(DATA TO PROCESS Opens)
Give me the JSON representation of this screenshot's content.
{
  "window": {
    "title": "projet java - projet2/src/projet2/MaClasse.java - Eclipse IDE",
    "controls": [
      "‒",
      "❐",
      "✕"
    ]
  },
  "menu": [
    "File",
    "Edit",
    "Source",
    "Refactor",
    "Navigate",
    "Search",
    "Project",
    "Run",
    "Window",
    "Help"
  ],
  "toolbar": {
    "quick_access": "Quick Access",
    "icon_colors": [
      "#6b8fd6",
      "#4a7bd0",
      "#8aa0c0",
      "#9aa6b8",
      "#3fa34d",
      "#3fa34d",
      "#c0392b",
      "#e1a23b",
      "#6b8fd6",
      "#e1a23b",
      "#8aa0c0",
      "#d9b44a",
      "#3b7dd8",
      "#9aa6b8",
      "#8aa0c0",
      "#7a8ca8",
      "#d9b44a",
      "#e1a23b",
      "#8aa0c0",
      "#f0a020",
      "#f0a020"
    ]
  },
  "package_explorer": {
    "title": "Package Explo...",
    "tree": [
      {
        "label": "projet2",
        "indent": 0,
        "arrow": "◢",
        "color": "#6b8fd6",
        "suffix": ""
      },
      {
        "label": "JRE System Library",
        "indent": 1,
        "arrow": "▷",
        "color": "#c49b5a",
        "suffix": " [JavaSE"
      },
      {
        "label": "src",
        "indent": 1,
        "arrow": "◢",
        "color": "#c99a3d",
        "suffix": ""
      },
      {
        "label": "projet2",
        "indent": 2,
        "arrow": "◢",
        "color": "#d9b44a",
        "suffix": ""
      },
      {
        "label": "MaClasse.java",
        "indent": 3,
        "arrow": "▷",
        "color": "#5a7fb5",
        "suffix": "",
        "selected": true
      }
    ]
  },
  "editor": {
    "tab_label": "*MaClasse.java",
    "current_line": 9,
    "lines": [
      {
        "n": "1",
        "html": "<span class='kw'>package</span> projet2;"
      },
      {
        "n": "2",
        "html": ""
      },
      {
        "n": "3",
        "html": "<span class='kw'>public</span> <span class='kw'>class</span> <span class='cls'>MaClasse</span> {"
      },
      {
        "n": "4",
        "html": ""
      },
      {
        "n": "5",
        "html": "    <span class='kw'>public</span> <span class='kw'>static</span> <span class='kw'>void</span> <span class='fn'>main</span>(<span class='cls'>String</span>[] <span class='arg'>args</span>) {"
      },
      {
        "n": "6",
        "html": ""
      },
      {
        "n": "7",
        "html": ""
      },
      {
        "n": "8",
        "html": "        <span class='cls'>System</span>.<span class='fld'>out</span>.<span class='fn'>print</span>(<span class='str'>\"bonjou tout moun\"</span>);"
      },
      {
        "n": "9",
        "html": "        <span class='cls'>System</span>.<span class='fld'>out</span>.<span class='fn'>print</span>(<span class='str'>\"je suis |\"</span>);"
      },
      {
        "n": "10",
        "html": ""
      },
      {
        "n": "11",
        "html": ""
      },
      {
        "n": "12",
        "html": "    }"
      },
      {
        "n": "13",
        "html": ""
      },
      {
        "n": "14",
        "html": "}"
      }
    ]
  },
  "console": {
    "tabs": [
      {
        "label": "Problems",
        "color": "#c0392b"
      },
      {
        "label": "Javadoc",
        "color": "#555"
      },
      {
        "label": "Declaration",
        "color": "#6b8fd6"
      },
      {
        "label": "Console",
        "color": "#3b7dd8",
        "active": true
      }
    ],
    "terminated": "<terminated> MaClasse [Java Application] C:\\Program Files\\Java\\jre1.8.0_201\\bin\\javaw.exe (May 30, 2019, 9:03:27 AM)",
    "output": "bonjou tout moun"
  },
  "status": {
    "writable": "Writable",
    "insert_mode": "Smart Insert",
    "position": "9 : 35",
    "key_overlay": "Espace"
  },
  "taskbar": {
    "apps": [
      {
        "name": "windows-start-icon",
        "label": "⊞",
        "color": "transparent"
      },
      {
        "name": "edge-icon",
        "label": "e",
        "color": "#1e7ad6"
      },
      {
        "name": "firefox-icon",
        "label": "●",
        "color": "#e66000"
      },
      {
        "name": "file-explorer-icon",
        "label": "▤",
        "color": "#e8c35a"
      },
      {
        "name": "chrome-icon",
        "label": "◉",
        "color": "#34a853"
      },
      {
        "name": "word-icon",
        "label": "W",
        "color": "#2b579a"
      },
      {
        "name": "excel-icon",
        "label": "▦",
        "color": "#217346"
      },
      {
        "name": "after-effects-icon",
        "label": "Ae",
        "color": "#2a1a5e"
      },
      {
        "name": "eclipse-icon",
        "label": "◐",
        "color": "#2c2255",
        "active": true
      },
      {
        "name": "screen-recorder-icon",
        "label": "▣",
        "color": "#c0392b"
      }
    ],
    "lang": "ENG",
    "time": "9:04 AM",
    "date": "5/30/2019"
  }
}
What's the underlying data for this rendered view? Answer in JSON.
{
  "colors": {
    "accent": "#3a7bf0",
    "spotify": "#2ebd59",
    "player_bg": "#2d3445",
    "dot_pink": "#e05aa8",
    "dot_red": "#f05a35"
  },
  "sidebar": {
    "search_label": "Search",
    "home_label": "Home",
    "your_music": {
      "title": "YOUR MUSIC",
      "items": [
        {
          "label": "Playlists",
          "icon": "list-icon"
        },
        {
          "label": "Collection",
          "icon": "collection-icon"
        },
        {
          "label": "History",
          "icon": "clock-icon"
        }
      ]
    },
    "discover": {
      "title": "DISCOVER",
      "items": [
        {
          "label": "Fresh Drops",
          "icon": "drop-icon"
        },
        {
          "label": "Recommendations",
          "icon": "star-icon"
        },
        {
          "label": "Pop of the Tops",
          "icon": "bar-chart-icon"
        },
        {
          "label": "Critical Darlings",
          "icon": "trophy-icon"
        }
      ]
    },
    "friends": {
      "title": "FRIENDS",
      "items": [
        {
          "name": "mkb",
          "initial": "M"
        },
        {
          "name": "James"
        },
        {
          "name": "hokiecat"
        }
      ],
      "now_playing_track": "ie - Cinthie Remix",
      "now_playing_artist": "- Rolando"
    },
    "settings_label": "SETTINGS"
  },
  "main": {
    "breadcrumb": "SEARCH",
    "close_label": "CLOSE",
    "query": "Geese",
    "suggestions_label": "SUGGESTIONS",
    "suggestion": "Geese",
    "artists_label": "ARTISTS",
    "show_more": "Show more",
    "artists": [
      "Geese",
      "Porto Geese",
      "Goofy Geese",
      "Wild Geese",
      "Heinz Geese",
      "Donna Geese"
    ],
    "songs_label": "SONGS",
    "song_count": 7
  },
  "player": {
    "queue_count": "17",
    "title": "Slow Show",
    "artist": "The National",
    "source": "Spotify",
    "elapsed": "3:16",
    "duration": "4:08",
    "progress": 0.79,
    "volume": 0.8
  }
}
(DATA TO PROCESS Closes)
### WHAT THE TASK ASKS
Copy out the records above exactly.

### RESPONSE BELOW
Give me the JSON representation of this screenshot's content.
{
  "window": {
    "title": "projet java - projet2/src/projet2/MaClasse.java - Eclipse IDE",
    "controls": [
      "‒",
      "❐",
      "✕"
    ]
  },
  "menu": [
    "File",
    "Edit",
    "Source",
    "Refactor",
    "Navigate",
    "Search",
    "Project",
    "Run",
    "Window",
    "Help"
  ],
  "toolbar": {
    "quick_access": "Quick Access",
    "icon_colors": [
      "#6b8fd6",
      "#4a7bd0",
      "#8aa0c0",
      "#9aa6b8",
      "#3fa34d",
      "#3fa34d",
      "#c0392b",
      "#e1a23b",
      "#6b8fd6",
      "#e1a23b",
      "#8aa0c0",
      "#d9b44a",
      "#3b7dd8",
      "#9aa6b8",
      "#8aa0c0",
      "#7a8ca8",
      "#d9b44a",
      "#e1a23b",
      "#8aa0c0",
      "#f0a020",
      "#f0a020"
    ]
  },
  "package_explorer": {
    "title": "Package Explo...",
    "tree": [
      {
        "label": "projet2",
        "indent": 0,
        "arrow": "◢",
        "color": "#6b8fd6",
        "suffix": ""
      },
      {
        "label": "JRE System Library",
        "indent": 1,
        "arrow": "▷",
        "color": "#c49b5a",
        "suffix": " [JavaSE"
      },
      {
        "label": "src",
        "indent": 1,
        "arrow": "◢",
        "color": "#c99a3d",
        "suffix": ""
      },
      {
        "label": "projet2",
        "indent": 2,
        "arrow": "◢",
        "color": "#d9b44a",
        "suffix": ""
      },
      {
        "label": "MaClasse.java",
        "indent": 3,
        "arrow": "▷",
        "color": "#5a7fb5",
        "suffix": "",
        "selected": true
      }
    ]
  },
  "editor": {
    "tab_label": "*MaClasse.java",
    "current_line": 9,
    "lines": [
      {
        "n": "1",
        "html": "<span class='kw'>package</span> projet2;"
      },
      {
        "n": "2",
        "html": ""
      },
      {
        "n": "3",
        "html": "<span class='kw'>public</span> <span class='kw'>class</span> <span class='cls'>MaClasse</span> {"
      },
      {
        "n": "4",
        "html": ""
      },
      {
        "n": "5",
        "html": "    <span class='kw'>public</span> <span class='kw'>static</span> <span class='kw'>void</span> <span class='fn'>main</span>(<span class='cls'>String</span>[] <span class='arg'>args</span>) {"
      },
      {
        "n": "6",
        "html": ""
      },
      {
        "n": "7",
        "html": ""
      },
      {
        "n": "8",
        "html": "        <span class='cls'>System</span>.<span class='fld'>out</span>.<span class='fn'>print</span>(<span class='str'>\"bonjou tout moun\"</span>);"
      },
      {
        "n": "9",
        "html": "        <span class='cls'>System</span>.<span class='fld'>out</span>.<span class='fn'>print</span>(<span class='str'>\"je suis |\"</span>);"
      },
      {
        "n": "10",
        "html": ""
      },
      {
        "n": "11",
        "html": ""
      },
      {
        "n": "12",
        "html": "    }"
      },
      {
        "n": "13",
        "html": ""
      },
      {
        "n": "14",
        "html": "}"
      }
    ]
  },
  "console": {
    "tabs": [
      {
        "label": "Problems",
        "color": "#c0392b"
      },
      {
        "label": "Javadoc",
        "color": "#555"
      },
      {
        "label": "Declaration",
        "color": "#6b8fd6"
      },
      {
        "label": "Console",
        "color": "#3b7dd8",
        "active": true
      }
    ],
    "terminated": "<terminated> MaClasse [Java Application] C:\\Program Files\\Java\\jre1.8.0_201\\bin\\javaw.exe (May 30, 2019, 9:03:27 AM)",
    "output": "bonjou tout moun"
  },
  "status": {
    "writable": "Writable",
    "insert_mode": "Smart Insert",
    "position": "9 : 35",
    "key_overlay": "Espace"
  },
  "taskbar": {
    "apps": [
      {
        "name": "windows-start-icon",
        "label": "⊞",
        "color": "transparent"
      },
      {
        "name": "edge-icon",
        "label": "e",
        "color": "#1e7ad6"
      },
      {
        "name": "firefox-icon",
        "label": "●",
        "color": "#e66000"
      },
      {
        "name": "file-explorer-icon",
        "label": "▤",
        "color": "#e8c35a"
      },
      {
        "name": "chrome-icon",
        "label": "◉",
        "color": "#34a853"
      },
      {
        "name": "word-icon",
        "label": "W",
        "color": "#2b579a"
      },
      {
        "name": "excel-icon",
        "label": "▦",
        "color": "#217346"
      },
      {
        "name": "after-effects-icon",
        "label": "Ae",
        "color": "#2a1a5e"
      },
      {
        "name": "eclipse-icon",
        "label": "◐",
        "color": "#2c2255",
        "active": true
      },
      {
        "name": "screen-recorder-icon",
        "label": "▣",
        "color": "#c0392b"
      }
    ],
    "lang": "ENG",
    "time": "9:04 AM",
    "date": "5/30/2019"
  }
}
What's the underlying data for this rendered view? Answer in JSON.
{
  "colors": {
    "accent": "#3a7bf0",
    "spotify": "#2ebd59",
    "player_bg": "#2d3445",
    "dot_pink": "#e05aa8",
    "dot_red": "#f05a35"
  },
  "sidebar": {
    "search_label": "Search",
    "home_label": "Home",
    "your_music": {
      "title": "YOUR MUSIC",
      "items": [
        {
          "label": "Playlists",
          "icon": "list-icon"
        },
        {
          "label": "Collection",
          "icon": "collection-icon"
        },
        {
          "label": "History",
          "icon": "clock-icon"
        }
      ]
    },
    "discover": {
      "title": "DISCOVER",
      "items": [
        {
          "label": "Fresh Drops",
          "icon": "drop-icon"
        },
        {
          "label": "Recommendations",
          "icon": "star-icon"
        },
        {
          "label": "Pop of the Tops",
          "icon": "bar-chart-icon"
        },
        {
          "label": "Critical Darlings",
          "icon": "trophy-icon"
        }
      ]
    },
    "friends": {
      "title": "FRIENDS",
      "items": [
        {
          "name": "mkb",
          "initial": "M"
        },
        {
          "name": "James"
        },
        {
          "name": "hokiecat"
        }
      ],
      "now_playing_track": "ie - Cinthie Remix",
      "now_playing_artist": "- Rolando"
    },
    "settings_label": "SETTINGS"
  },
  "main": {
    "breadcrumb": "SEARCH",
    "close_label": "CLOSE",
    "query": "Geese",
    "suggestions_label": "SUGGESTIONS",
    "suggestion": "Geese",
    "artists_label": "ARTISTS",
    "show_more": "Show more",
    "artists": [
      "Geese",
      "Porto Geese",
      "Goofy Geese",
      "Wild Geese",
      "Heinz Geese",
      "Donna Geese"
    ],
    "songs_label": "SONGS",
    "song_count": 7
  },
  "player": {
    "queue_count": "17",
    "title": "Slow Show",
    "artist": "The National",
    "source": "Spotify",
    "elapsed": "3:16",
    "duration": "4:08",
    "progress": 0.79,
    "volume": 0.8
  }
}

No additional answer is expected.